__Task__. Once the pictures are set aside, reproduce the remaining data exactly.

====== Input material

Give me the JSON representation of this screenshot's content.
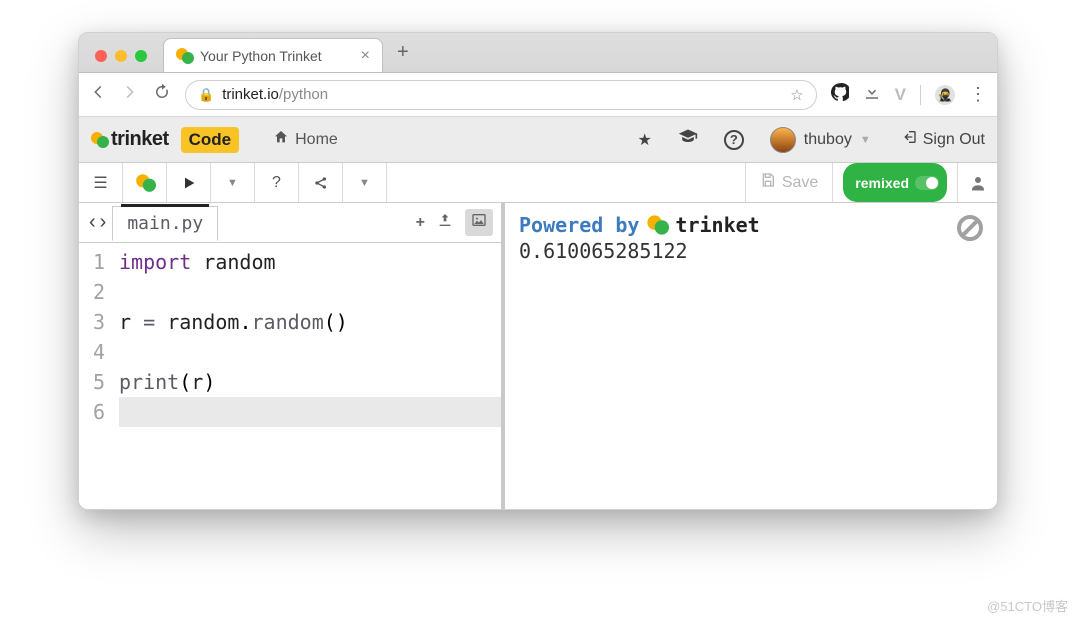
{
  "browser": {
    "tab_title": "Your Python Trinket",
    "url_host": "trinket.io",
    "url_path": "/python"
  },
  "site_header": {
    "brand": "trinket",
    "badge": "Code",
    "home": "Home",
    "username": "thuboy",
    "signout": "Sign Out"
  },
  "toolbar": {
    "save": "Save",
    "remixed": "remixed"
  },
  "editor": {
    "filename": "main.py",
    "lines": [
      [
        "kw",
        "import",
        " ",
        "id",
        "random"
      ],
      [],
      [
        "id",
        "r ",
        "op",
        "= ",
        "id",
        "random",
        ".",
        "fn",
        "random",
        "()"
      ],
      [],
      [
        "fn",
        "print",
        "(",
        "id",
        "r",
        ")"
      ],
      []
    ],
    "line_count": 6,
    "active_line": 6
  },
  "output": {
    "powered": "Powered by",
    "brand": "trinket",
    "value": "0.610065285122"
  },
  "watermark": "@51CTO博客"
}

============

__Answer to this problem__.
Give me the JSON representation of this screenshot's content.
{
  "browser": {
    "tab_title": "Your Python Trinket",
    "url_host": "trinket.io",
    "url_path": "/python"
  },
  "site_header": {
    "brand": "trinket",
    "badge": "Code",
    "home": "Home",
    "username": "thuboy",
    "signout": "Sign Out"
  },
  "toolbar": {
    "save": "Save",
    "remixed": "remixed"
  },
  "editor": {
    "filename": "main.py",
    "lines": [
      [
        "kw",
        "import",
        " ",
        "id",
        "random"
      ],
      [],
      [
        "id",
        "r ",
        "op",
        "= ",
        "id",
        "random",
        ".",
        "fn",
        "random",
        "()"
      ],
      [],
      [
        "fn",
        "print",
        "(",
        "id",
        "r",
        ")"
      ],
      []
    ],
    "line_count": 6,
    "active_line": 6
  },
  "output": {
    "powered": "Powered by",
    "brand": "trinket",
    "value": "0.610065285122"
  },
  "watermark": "@51CTO博客"
}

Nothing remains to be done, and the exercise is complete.